I had the classic quiet person’s spirit growing up. I was in love with beauty and language and literature and all things deep and beautiful.

And then, I fell dangerously in love with the theater.

I was eight and enrolled in a class (long enough ago) called “elocution.” I was to recite a poem whose words were so achingly beautiful to me that speaking them aloud all alone on that stage, bathed in that loving white light, was the most peaceful, spiritual feeling I’d experienced indoors. And ohh, that sensation of being deeply listened to, of communing with a silent rapt audience, well—as the youngest of a loud family—I’d arrived in heaven.

And so, cut to pouring my life force into becoming an actress. I’ve made my living doing it, but (as the great Joni Mitchell once sang) “one of the dreams that lost its grandeur coming true” was that so very often—in the theater, on a set, in an office—the pushy extrovert won the day, while I sat quietly by, feeling strangely mute. I so often found that sort of suck-up-all-the-oxygen-in-the-room personality to be exhausting (and generally irritating) and all too often felt myself to be—regardless of my ability to transform—temperamentally unsuited for my chosen profession.

As the frenzy of fame began to fiendishly grow from three channels to five hundred, as red carpets and cameras and all the trappings thereof multiplied exponentially, I found I was both terrified and allergic to pushing myself out there, grasping for the attention. And yet, I still depended on the system to make my living and to be seen as being cooperative. Especially since the characters I played were fractional people—that’s why they call ‘em parts and not wholes—and though I was and am truly grateful for the work, I was also profoundly artistically frustrated.

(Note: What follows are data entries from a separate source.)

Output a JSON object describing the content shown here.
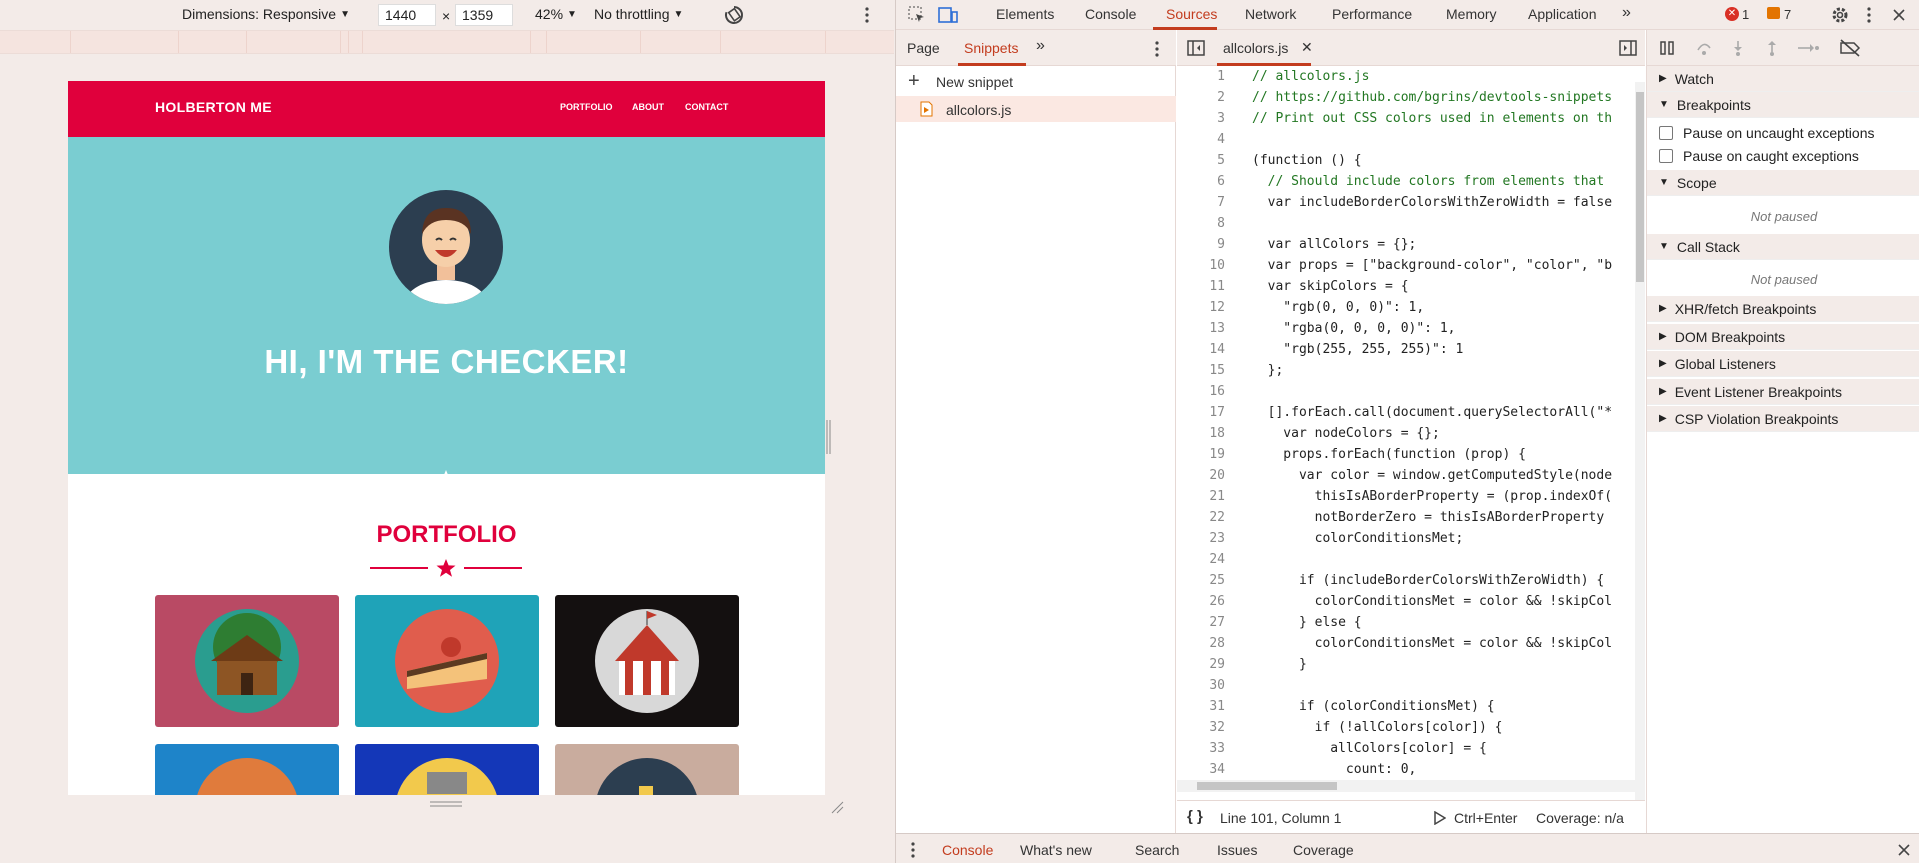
{
  "device_toolbar": {
    "dimensions_label": "Dimensions: Responsive",
    "width": "1440",
    "times": "×",
    "height": "1359",
    "zoom": "42%",
    "throttling": "No throttling"
  },
  "site": {
    "logo": "HOLBERTON ME",
    "nav": [
      "PORTFOLIO",
      "ABOUT",
      "CONTACT"
    ],
    "hero_title": "HI, I'M THE CHECKER!",
    "portfolio_title": "PORTFOLIO",
    "colors": {
      "nav": "#e0003c",
      "hero": "#7acdd1",
      "accent": "#e0003c"
    }
  },
  "devtools": {
    "tabs": [
      "Elements",
      "Console",
      "Sources",
      "Network",
      "Performance",
      "Memory",
      "Application"
    ],
    "active_tab": "Sources",
    "error_count": "1",
    "message_count": "7",
    "nav_tabs": [
      "Page",
      "Snippets"
    ],
    "new_snippet": "New snippet",
    "snippet_file": "allcolors.js",
    "editor_tab": "allcolors.js",
    "status": {
      "position": "Line 101, Column 1",
      "run_shortcut": "Ctrl+Enter",
      "coverage": "Coverage: n/a"
    },
    "debugger": {
      "watch": "Watch",
      "breakpoints": "Breakpoints",
      "pause_uncaught": "Pause on uncaught exceptions",
      "pause_caught": "Pause on caught exceptions",
      "scope": "Scope",
      "not_paused_1": "Not paused",
      "call_stack": "Call Stack",
      "not_paused_2": "Not paused",
      "xhr": "XHR/fetch Breakpoints",
      "dom": "DOM Breakpoints",
      "global": "Global Listeners",
      "event": "Event Listener Breakpoints",
      "csp": "CSP Violation Breakpoints"
    },
    "drawer_tabs": [
      "Console",
      "What's new",
      "Search",
      "Issues",
      "Coverage"
    ]
  },
  "code_lines": [
    {
      "n": "1",
      "t": "// allcolors.js"
    },
    {
      "n": "2",
      "t": "// https://github.com/bgrins/devtools-snippets"
    },
    {
      "n": "3",
      "t": "// Print out CSS colors used in elements on th"
    },
    {
      "n": "4",
      "t": ""
    },
    {
      "n": "5",
      "t": "(function () {"
    },
    {
      "n": "6",
      "t": "  // Should include colors from elements that"
    },
    {
      "n": "7",
      "t": "  var includeBorderColorsWithZeroWidth = false"
    },
    {
      "n": "8",
      "t": ""
    },
    {
      "n": "9",
      "t": "  var allColors = {};"
    },
    {
      "n": "10",
      "t": "  var props = [\"background-color\", \"color\", \"b"
    },
    {
      "n": "11",
      "t": "  var skipColors = {"
    },
    {
      "n": "12",
      "t": "    \"rgb(0, 0, 0)\": 1,"
    },
    {
      "n": "13",
      "t": "    \"rgba(0, 0, 0, 0)\": 1,"
    },
    {
      "n": "14",
      "t": "    \"rgb(255, 255, 255)\": 1"
    },
    {
      "n": "15",
      "t": "  };"
    },
    {
      "n": "16",
      "t": ""
    },
    {
      "n": "17",
      "t": "  [].forEach.call(document.querySelectorAll(\"*"
    },
    {
      "n": "18",
      "t": "    var nodeColors = {};"
    },
    {
      "n": "19",
      "t": "    props.forEach(function (prop) {"
    },
    {
      "n": "20",
      "t": "      var color = window.getComputedStyle(node"
    },
    {
      "n": "21",
      "t": "        thisIsABorderProperty = (prop.indexOf("
    },
    {
      "n": "22",
      "t": "        notBorderZero = thisIsABorderProperty"
    },
    {
      "n": "23",
      "t": "        colorConditionsMet;"
    },
    {
      "n": "24",
      "t": ""
    },
    {
      "n": "25",
      "t": "      if (includeBorderColorsWithZeroWidth) {"
    },
    {
      "n": "26",
      "t": "        colorConditionsMet = color && !skipCol"
    },
    {
      "n": "27",
      "t": "      } else {"
    },
    {
      "n": "28",
      "t": "        colorConditionsMet = color && !skipCol"
    },
    {
      "n": "29",
      "t": "      }"
    },
    {
      "n": "30",
      "t": ""
    },
    {
      "n": "31",
      "t": "      if (colorConditionsMet) {"
    },
    {
      "n": "32",
      "t": "        if (!allColors[color]) {"
    },
    {
      "n": "33",
      "t": "          allColors[color] = {"
    },
    {
      "n": "34",
      "t": "            count: 0,"
    }
  ]
}
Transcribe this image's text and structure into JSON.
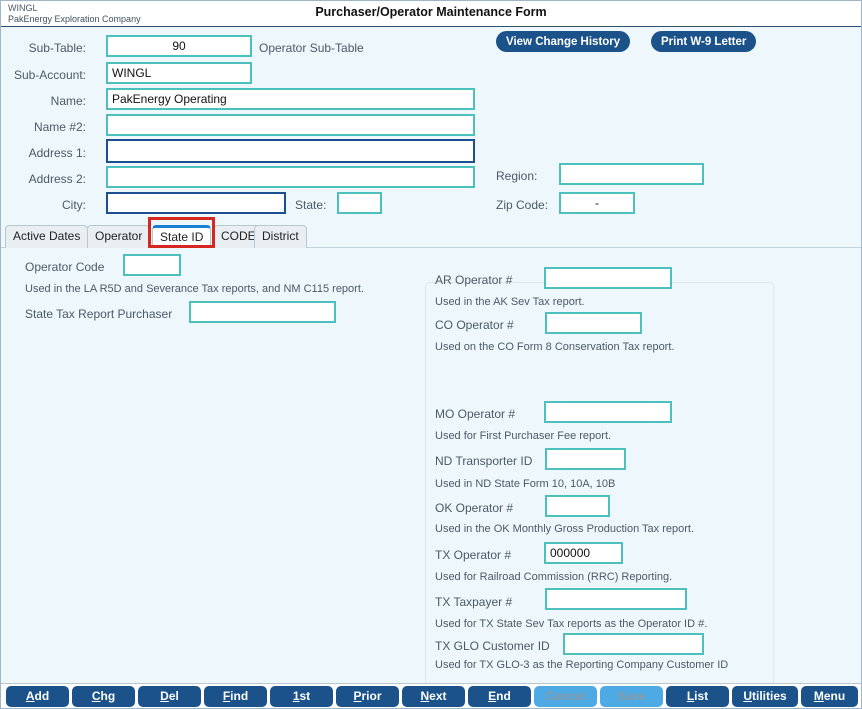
{
  "window": {
    "company_account": "WINGL",
    "company_name": "PakEnergy Exploration Company",
    "title": "Purchaser/Operator Maintenance Form"
  },
  "header_actions": {
    "view_change_history": "View Change History",
    "print_w9_letter": "Print W-9 Letter"
  },
  "form": {
    "sub_table_label": "Sub-Table:",
    "sub_table_value": "90",
    "sub_table_note": "Operator Sub-Table",
    "sub_account_label": "Sub-Account:",
    "sub_account_value": "WINGL",
    "name_label": "Name:",
    "name_value": "PakEnergy Operating",
    "name2_label": "Name #2:",
    "name2_value": "",
    "address1_label": "Address 1:",
    "address1_value": "",
    "address2_label": "Address 2:",
    "address2_value": "",
    "city_label": "City:",
    "city_value": "",
    "state_label": "State:",
    "state_value": "",
    "region_label": "Region:",
    "region_value": "",
    "zip_label": "Zip Code:",
    "zip_value": "-"
  },
  "tabs": [
    {
      "label": "Active Dates",
      "active": false
    },
    {
      "label": "Operator",
      "active": false
    },
    {
      "label": "State ID",
      "active": true
    },
    {
      "label": "CODE",
      "active": false
    },
    {
      "label": "District",
      "active": false
    }
  ],
  "left_fields": [
    {
      "label": "Operator Code",
      "value": "",
      "hint": "Used in the LA R5D and Severance Tax reports, and NM C115 report."
    },
    {
      "label": "State Tax Report Purchaser",
      "value": "",
      "hint": ""
    }
  ],
  "panel_fields": [
    {
      "label": "AR Operator #",
      "value": "",
      "hint": "Used in the AK Sev Tax report."
    },
    {
      "label": "CO Operator #",
      "value": "",
      "hint": "Used on the CO Form 8 Conservation Tax report."
    },
    {
      "label": "MO Operator #",
      "value": "",
      "hint": "Used for First Purchaser Fee report."
    },
    {
      "label": "ND Transporter ID",
      "value": "",
      "hint": "Used in ND State Form 10, 10A, 10B"
    },
    {
      "label": "OK Operator #",
      "value": "",
      "hint": "Used in the OK Monthly Gross Production Tax report."
    },
    {
      "label": "TX Operator #",
      "value": "000000",
      "hint": "Used for Railroad Commission (RRC) Reporting."
    },
    {
      "label": "TX Taxpayer #",
      "value": "",
      "hint": "Used for TX State Sev Tax reports as the Operator ID #."
    },
    {
      "label": "TX GLO Customer ID",
      "value": "",
      "hint": "Used for TX GLO-3 as the Reporting Company Customer ID"
    }
  ],
  "toolbar": [
    {
      "accel": "A",
      "rest": "dd",
      "disabled": false
    },
    {
      "accel": "C",
      "rest": "hg",
      "disabled": false
    },
    {
      "accel": "D",
      "rest": "el",
      "disabled": false
    },
    {
      "accel": "F",
      "rest": "ind",
      "disabled": false
    },
    {
      "accel": "1",
      "rest": "st",
      "disabled": false
    },
    {
      "accel": "P",
      "rest": "rior",
      "disabled": false
    },
    {
      "accel": "N",
      "rest": "ext",
      "disabled": false
    },
    {
      "accel": "E",
      "rest": "nd",
      "disabled": false
    },
    {
      "accel": "C",
      "rest": "ancel",
      "disabled": true
    },
    {
      "accel": "S",
      "rest": "ave",
      "disabled": true
    },
    {
      "accel": "L",
      "rest": "ist",
      "disabled": false
    },
    {
      "accel": "U",
      "rest": "tilities",
      "disabled": false
    },
    {
      "accel": "M",
      "rest": "enu",
      "disabled": false
    }
  ],
  "colors": {
    "field_border": "#4cc0bd",
    "focus_border": "#1c4f8f",
    "button_blue": "#1a5289",
    "disabled_blue": "#4eaae4",
    "tab_accent": "#1b7fd4",
    "highlight_red": "#d4291f",
    "page_bg": "#eef7fb"
  }
}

So I sculpted; I sang; I wrote songs; I even, briefly, tried to become a teacher. But kismet led me to writing and singing an odd little alt-country rock album called “DidnWannaDoIt!”, then to filming a performance art music video of the title track, and then to writing and recording an audiobook. I’m now pushing out a solo show, not at all because my personality is even remotely comfortable with or looking forward to the idea, but it seems to be a soul imperative that won’t be ignored.

And therein lies the constantly tricky part: I find it terribly, emotionally uncomfortable, even painful, to have these necessarily extroverted talents and yet a quiet and peaceable nature—especially in the performing arts, especially in this country.

I have become very good at acting as if I’m comfortable in almost any public situation, and I’ve become quite convincing (after all, I am a card-carrying, professional pretender). But the endless self-promotion, the getting on stage, and the walking into new crowds still feels like walking through rings of fire every time.

But also like so many of you, I keep on keeping on. I dance with my inward and outward demons, still feeling ever so at odds with it all.